→ Aim of the exercise
What is the number of lines below that include "Boxed"? Give that number alone.

+++ Provided information

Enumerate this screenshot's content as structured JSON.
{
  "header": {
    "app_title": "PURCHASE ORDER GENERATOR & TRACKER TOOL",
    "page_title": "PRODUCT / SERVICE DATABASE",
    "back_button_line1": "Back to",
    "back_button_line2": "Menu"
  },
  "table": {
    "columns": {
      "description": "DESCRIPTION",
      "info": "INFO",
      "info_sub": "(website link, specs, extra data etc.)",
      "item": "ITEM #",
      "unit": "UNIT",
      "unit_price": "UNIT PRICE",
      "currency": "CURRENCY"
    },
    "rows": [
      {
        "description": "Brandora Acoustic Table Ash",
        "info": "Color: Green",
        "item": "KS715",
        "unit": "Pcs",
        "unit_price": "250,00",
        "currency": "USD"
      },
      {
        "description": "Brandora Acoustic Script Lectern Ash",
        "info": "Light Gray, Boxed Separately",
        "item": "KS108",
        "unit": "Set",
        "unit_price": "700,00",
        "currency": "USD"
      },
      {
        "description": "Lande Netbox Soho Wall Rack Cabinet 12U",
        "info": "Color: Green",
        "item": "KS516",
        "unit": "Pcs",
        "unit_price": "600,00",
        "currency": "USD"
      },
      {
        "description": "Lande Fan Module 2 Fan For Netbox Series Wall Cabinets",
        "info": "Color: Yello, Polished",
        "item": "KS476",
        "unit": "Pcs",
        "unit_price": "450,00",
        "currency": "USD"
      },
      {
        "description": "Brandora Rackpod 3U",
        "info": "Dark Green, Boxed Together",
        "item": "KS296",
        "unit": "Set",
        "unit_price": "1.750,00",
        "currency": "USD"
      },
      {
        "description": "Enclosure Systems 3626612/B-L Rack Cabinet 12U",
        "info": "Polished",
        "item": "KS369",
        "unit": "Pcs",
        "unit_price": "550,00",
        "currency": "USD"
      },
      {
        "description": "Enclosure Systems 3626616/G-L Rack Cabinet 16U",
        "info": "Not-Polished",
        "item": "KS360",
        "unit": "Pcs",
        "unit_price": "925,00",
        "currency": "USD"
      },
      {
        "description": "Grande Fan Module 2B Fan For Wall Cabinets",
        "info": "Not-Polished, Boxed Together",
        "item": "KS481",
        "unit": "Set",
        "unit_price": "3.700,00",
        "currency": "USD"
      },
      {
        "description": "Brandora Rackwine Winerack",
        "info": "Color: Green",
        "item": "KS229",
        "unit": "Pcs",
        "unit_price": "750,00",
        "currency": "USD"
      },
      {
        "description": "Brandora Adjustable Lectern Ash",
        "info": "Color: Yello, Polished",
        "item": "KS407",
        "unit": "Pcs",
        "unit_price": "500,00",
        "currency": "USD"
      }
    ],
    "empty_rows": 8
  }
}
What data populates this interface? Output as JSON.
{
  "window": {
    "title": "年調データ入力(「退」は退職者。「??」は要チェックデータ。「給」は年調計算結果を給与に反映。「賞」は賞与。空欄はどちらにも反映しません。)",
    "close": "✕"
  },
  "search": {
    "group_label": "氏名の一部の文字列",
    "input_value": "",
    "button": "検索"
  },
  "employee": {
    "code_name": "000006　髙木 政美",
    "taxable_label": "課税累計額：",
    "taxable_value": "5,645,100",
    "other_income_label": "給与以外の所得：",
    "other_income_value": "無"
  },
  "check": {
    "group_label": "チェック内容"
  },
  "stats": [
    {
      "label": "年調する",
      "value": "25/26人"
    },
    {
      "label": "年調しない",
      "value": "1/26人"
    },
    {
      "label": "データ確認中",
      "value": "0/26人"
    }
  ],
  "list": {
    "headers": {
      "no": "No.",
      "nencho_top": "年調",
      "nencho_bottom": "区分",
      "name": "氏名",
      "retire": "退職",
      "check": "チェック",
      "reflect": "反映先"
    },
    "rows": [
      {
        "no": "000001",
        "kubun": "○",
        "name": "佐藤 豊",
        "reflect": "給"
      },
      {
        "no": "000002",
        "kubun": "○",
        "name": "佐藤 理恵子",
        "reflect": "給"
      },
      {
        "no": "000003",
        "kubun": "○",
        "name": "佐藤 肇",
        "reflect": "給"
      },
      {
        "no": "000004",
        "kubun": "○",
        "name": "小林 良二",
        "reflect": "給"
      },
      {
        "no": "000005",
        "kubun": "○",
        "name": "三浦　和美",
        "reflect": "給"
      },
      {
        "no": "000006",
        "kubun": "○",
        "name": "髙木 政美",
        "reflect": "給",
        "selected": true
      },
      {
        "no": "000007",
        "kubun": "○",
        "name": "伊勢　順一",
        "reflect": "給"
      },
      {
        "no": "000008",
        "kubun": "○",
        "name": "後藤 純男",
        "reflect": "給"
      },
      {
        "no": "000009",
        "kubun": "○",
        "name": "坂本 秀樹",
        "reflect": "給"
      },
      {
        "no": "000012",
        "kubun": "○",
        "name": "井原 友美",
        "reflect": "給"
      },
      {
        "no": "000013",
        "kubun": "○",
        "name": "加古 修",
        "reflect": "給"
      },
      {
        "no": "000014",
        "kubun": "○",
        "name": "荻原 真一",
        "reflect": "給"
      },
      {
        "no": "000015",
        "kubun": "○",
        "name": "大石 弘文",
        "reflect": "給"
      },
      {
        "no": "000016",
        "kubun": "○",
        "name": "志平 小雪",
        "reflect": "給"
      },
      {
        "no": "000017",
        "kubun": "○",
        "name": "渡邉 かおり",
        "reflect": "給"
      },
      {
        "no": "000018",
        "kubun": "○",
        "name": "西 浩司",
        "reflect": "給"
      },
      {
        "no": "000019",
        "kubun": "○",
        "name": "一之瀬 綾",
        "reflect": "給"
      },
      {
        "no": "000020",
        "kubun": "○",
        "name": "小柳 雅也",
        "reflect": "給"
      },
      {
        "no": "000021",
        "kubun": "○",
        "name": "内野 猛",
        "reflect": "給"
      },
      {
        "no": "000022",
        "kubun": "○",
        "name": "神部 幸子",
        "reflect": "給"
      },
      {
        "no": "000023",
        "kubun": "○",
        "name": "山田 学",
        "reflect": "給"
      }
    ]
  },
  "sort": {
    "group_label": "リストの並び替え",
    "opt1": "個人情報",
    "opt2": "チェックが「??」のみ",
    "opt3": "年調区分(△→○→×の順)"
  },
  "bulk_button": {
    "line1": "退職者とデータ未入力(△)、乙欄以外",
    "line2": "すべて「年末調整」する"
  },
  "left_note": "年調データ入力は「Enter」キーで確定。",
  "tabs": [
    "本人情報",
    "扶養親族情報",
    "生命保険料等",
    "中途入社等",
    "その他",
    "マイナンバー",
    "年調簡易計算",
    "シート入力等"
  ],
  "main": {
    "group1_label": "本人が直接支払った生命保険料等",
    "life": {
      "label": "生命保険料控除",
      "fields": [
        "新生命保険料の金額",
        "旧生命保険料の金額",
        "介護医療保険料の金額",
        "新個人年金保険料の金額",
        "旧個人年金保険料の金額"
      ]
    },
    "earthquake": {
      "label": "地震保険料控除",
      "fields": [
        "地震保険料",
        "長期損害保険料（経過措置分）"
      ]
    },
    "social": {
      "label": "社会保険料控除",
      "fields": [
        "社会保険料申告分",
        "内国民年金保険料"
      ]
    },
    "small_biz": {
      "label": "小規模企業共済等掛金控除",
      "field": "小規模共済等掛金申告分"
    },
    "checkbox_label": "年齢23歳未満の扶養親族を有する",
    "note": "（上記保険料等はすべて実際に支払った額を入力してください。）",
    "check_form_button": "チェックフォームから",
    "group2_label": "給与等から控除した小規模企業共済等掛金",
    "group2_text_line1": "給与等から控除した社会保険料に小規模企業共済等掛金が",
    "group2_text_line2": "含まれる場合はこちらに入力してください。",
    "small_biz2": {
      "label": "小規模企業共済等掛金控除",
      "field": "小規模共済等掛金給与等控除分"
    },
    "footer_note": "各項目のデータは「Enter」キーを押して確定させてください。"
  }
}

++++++

→ Task solution
3